When metaphorically dining out on my mishaps in a private Facebook group of close friends, I was looking for laughs rather than sympathy, so I was taken aback when several chums remarked on my bad luck. A Pollyanna by nature, I’ve always thought I lead a charmed life and am grateful for every blessing.
I also think everything happens for a reason. Cancelling my social life while I recovered gave me more thinking and reading time than my hectic lifestyle normally allows. The regenerative power of lying fallow applies just as much to people as to fields.
The net result is that I abandoned my New Year’s Resolutions, instead adopting principles learned in two very different books I read during my recovery: time management guru Ryder Carroll’s The Bullet Journal Method and Vita Sackville-West’s novel All Passion Spent. (A testament to the healing power of books – more about that phenomenon In Other News below.)
- Carroll suggests a great way to assess your life and your goals: write two versions of your own obituary, the first as if you lived the life according to others’ expectations and in the line of least resistance, and the second as if you took the road less travelled.
- Sackville-West’s heroine only learns in her old age to be true to herself.
My new plan for 2022 is therefore to live the life I’d like to see in my obituary (although not just yet).
In the meantime, my sense of gratitude is intact. I am grateful for the NHS and for antibiotics, especially having discovered while awaiting an ambulance that before the age of antibiotics, bacterial infection was the chief cause of death in the developed world. I’m also thankful that IKEA’s cinnamon buns taste just as good even after a blow to the head.
This column first appeared in the February 2022 edition of the Tetbury Advertiser.
IN OTHER NEWS…
BBC Radio 4 Appeal for Read for Good
I was thrilled to hear that this week’s BBC Radio 4 Appeal is in aid of the fabulous children’s reading charity Read for Good (known as Readathon while I worked there from 2010 until 2013).
Read for Good harnesses the tremendous power of books and reading to make children in hospital feel better – and their parents and carers too – by providing free books and professional storytellers to every children’s hospital in the UK. Hear what a difference their work makes to families all over the country by listening to this account by the mother of teenager William during his treatment for cancer:
Justine Daniels, Read for Good’s chief executive, explains further: “We all know the power of a good story, but in hospital, for children like William, this becomes magnified. Transporting children in hospital to imaginary worlds can help them process trauma and relieve anxiety, supporting their mental health and wellbeing at the most difficult time. This BBC appeal, and the support of National Book Tokens and the Booksellers Association will help us to continue to provide comfort and escape at a time and in a place where a little distraction goes such a long way.”

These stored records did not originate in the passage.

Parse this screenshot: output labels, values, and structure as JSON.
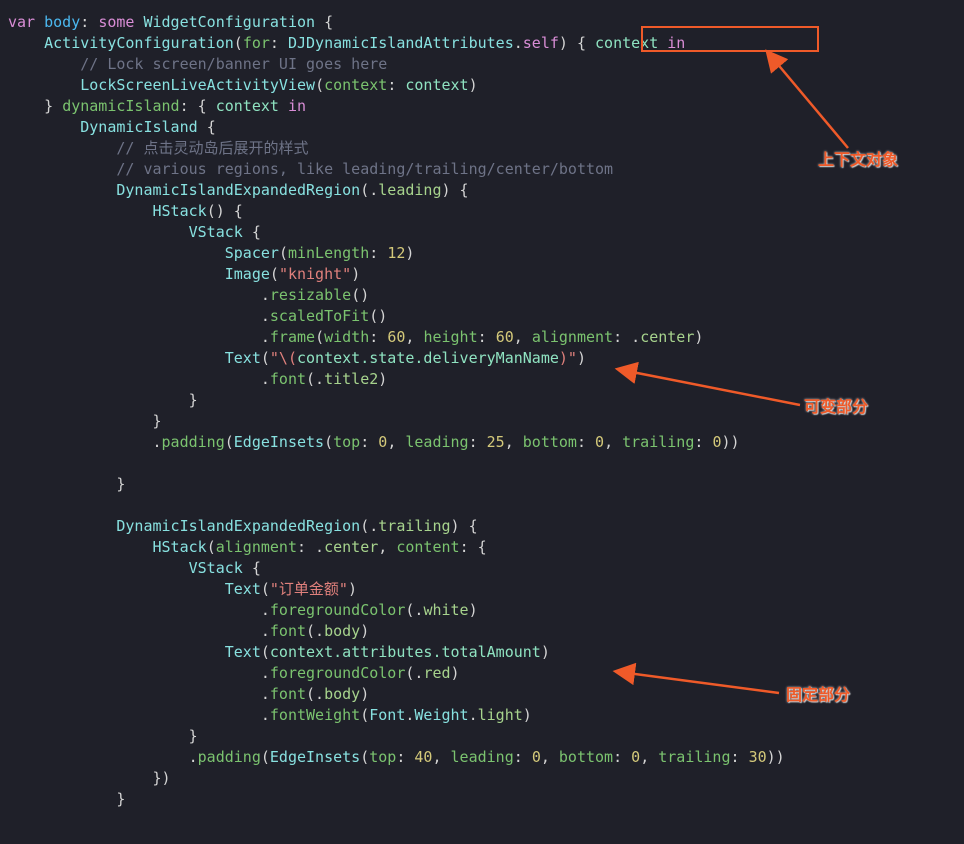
{
  "code": {
    "l1": {
      "var": "var",
      "body": "body",
      "some": "some",
      "type": "WidgetConfiguration"
    },
    "l2": {
      "type": "ActivityConfiguration",
      "for": "for",
      "attrType": "DJDynamicIslandAttributes",
      "self": "self",
      "ctx": "context",
      "in": "in"
    },
    "l3": {
      "cmt": "// Lock screen/banner UI goes here"
    },
    "l4": {
      "fn": "LockScreenLiveActivityView",
      "lbl": "context",
      "arg": "context"
    },
    "l5": {
      "fn": "dynamicIsland",
      "ctx": "context",
      "in": "in"
    },
    "l6": {
      "type": "DynamicIsland"
    },
    "l7": {
      "cmt": "// 点击灵动岛后展开的样式"
    },
    "l8": {
      "cmt": "// various regions, like leading/trailing/center/bottom"
    },
    "l9": {
      "type": "DynamicIslandExpandedRegion",
      "arg": "leading"
    },
    "l10": {
      "fn": "HStack"
    },
    "l11": {
      "fn": "VStack"
    },
    "l12": {
      "fn": "Spacer",
      "lbl": "minLength",
      "val": "12"
    },
    "l13": {
      "fn": "Image",
      "str": "\"knight\""
    },
    "l14": {
      "fn": "resizable"
    },
    "l15": {
      "fn": "scaledToFit"
    },
    "l16": {
      "fn": "frame",
      "w": "width",
      "wv": "60",
      "h": "height",
      "hv": "60",
      "a": "alignment",
      "av": "center"
    },
    "l17": {
      "fn": "Text",
      "str1": "\"\\(",
      "path": "context.state.deliveryManName",
      "str2": ")\""
    },
    "l18": {
      "fn": "font",
      "arg": "title2"
    },
    "l19": {
      "fn": "padding",
      "ei": "EdgeInsets",
      "top": "top",
      "tv": "0",
      "lead": "leading",
      "lv": "25",
      "bot": "bottom",
      "bv": "0",
      "tr": "trailing",
      "trv": "0"
    },
    "l20": {
      "type": "DynamicIslandExpandedRegion",
      "arg": "trailing"
    },
    "l21": {
      "fn": "HStack",
      "al": "alignment",
      "alv": "center",
      "ct": "content"
    },
    "l22": {
      "fn": "VStack"
    },
    "l23": {
      "fn": "Text",
      "str": "\"订单金额\""
    },
    "l24": {
      "fn": "foregroundColor",
      "arg": "white"
    },
    "l25": {
      "fn": "font",
      "arg": "body"
    },
    "l26": {
      "fn": "Text",
      "path": "context.attributes.totalAmount"
    },
    "l27": {
      "fn": "foregroundColor",
      "arg": "red"
    },
    "l28": {
      "fn": "font",
      "arg": "body"
    },
    "l29": {
      "fn": "fontWeight",
      "t": "Font",
      "w": "Weight",
      "v": "light"
    },
    "l30": {
      "fn": "padding",
      "ei": "EdgeInsets",
      "top": "top",
      "tv": "40",
      "lead": "leading",
      "lv": "0",
      "bot": "bottom",
      "bv": "0",
      "tr": "trailing",
      "trv": "30"
    }
  },
  "annotations": {
    "a1": "上下文对象",
    "a2": "可变部分",
    "a3": "固定部分"
  }
}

If you’d like to donate to help Read for Good provide more books and storytellers to children in hospital, you can do so now here: https://readforgood.org/radio-4-appeal/. Every donation, no matter how small, will help a poorly child escape into a story and bring joy and relief to their parents and carers.
New Charity Audiobook
You may remember that last autumn I contributed a short story, “Christmas Ginger“, to a new charity anthology called Everyday Kindness, edited by the bestselling thriller writer and philanthropist L J Ross, and published in hardback and ebook on World Kindness Day in November. Each of the 54 stories, all by different authors, were (no surprises here!) on the theme of kindness.
LJ Ross and her Dark Skies publishing company has now teamed up with audiobook specialist W F Howes to turn the anthology into an audiobook, which was launched yesterday. I was thrilled to learn that the narrator for my story is the wonderful British actress Celia Imrie.
The audiobook is now available to download and is currently topping the Audible chart of literary anthologies. Here’s the buying link: https://geni.us/EverydayKindness